The Serve-bot broke down.
Hard-hitting Reilly Opelka picked the worst time of the year to have his worst service game of the season. And it cost the 22nd-seeded American, with Lloyd Harris pulling out a 6-7 (6), 6-4, 6-1, 6-3 fourth-round win at the U.S. Open.
The 6-foot-11 Opelka had beaten Harris in a final-set tiebreak in the third round in Toronto; but Monday he managed just 24 aces while his foe hit 36.
His aces, unreturned serves, first serves in and first serve points won were all below his season averages and his worst at this Open — that’s why he’s headed home from Flushing Meadows.
“A little out of character for me to serve that poorly throughout the whole match, but he served great,” said Opelka, who hit 12 aces in claiming the first set, only to get progressively worse as the match got away from him.
Opelka hit just five, four and three in dropped every set from there on.
“I wasn’t hitting my spots. Yeah, it was an uncharacteristic serving day for me. That changed the whole thing. … I had to have been around 50 percent first serves in, at best. He’s long, 6-4, great athlete, explosive. He’s just a great athlete. Then throw in me serving probably one of the worst serving performances I’ve had, the worst serving performance I have this summer, no doubt about it.”

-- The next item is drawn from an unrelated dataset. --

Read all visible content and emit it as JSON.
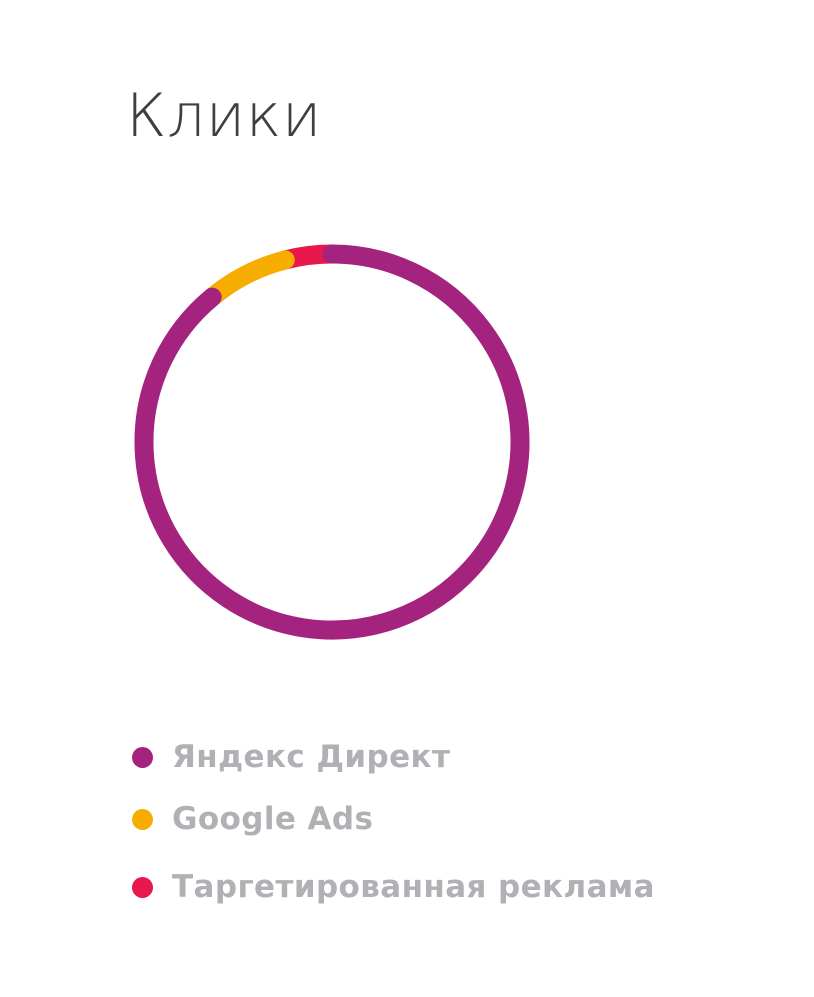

There was little doubt in this one from the second set on.
Opelka pulled out a first-set tiebreaker 8-6, and was on serve in the second until getting broken in the final game on a backhand winner to drop the set 6-4.
From there he lost the plot. Harris took over and cruised into the quarters versus No. 4 Alexander Zverev, who beat Italian Jannik Sinner 6-4, 6-4, 7-6 (7).
“Reilly is always going to come with a lot of big serves, that’s for sure,” Harris said. “I think I handled it well after going down that first set. I held my composure.”
Opelka joined Jenson Brooksby and Frances Tiafoe to give the U.S. three men in the fourth round of a major for the first time since 2011. Brooksby was the last one left, facing No. 1 Novak Djokovic on Monday night.
“We have 14 or 15 Americans in the top 100, so we’ve got a huge group of guys there; we just don’t have the world beaters,” Opelka said. “But I think Brooksby is our best, Brooksby and [Sebastian] Korda are our best top candidates for maybe winning a Slam of the young guys. … I feel like it’s just a matter of time before one of those can break through. My best bet would be on Korda or Brooksby.”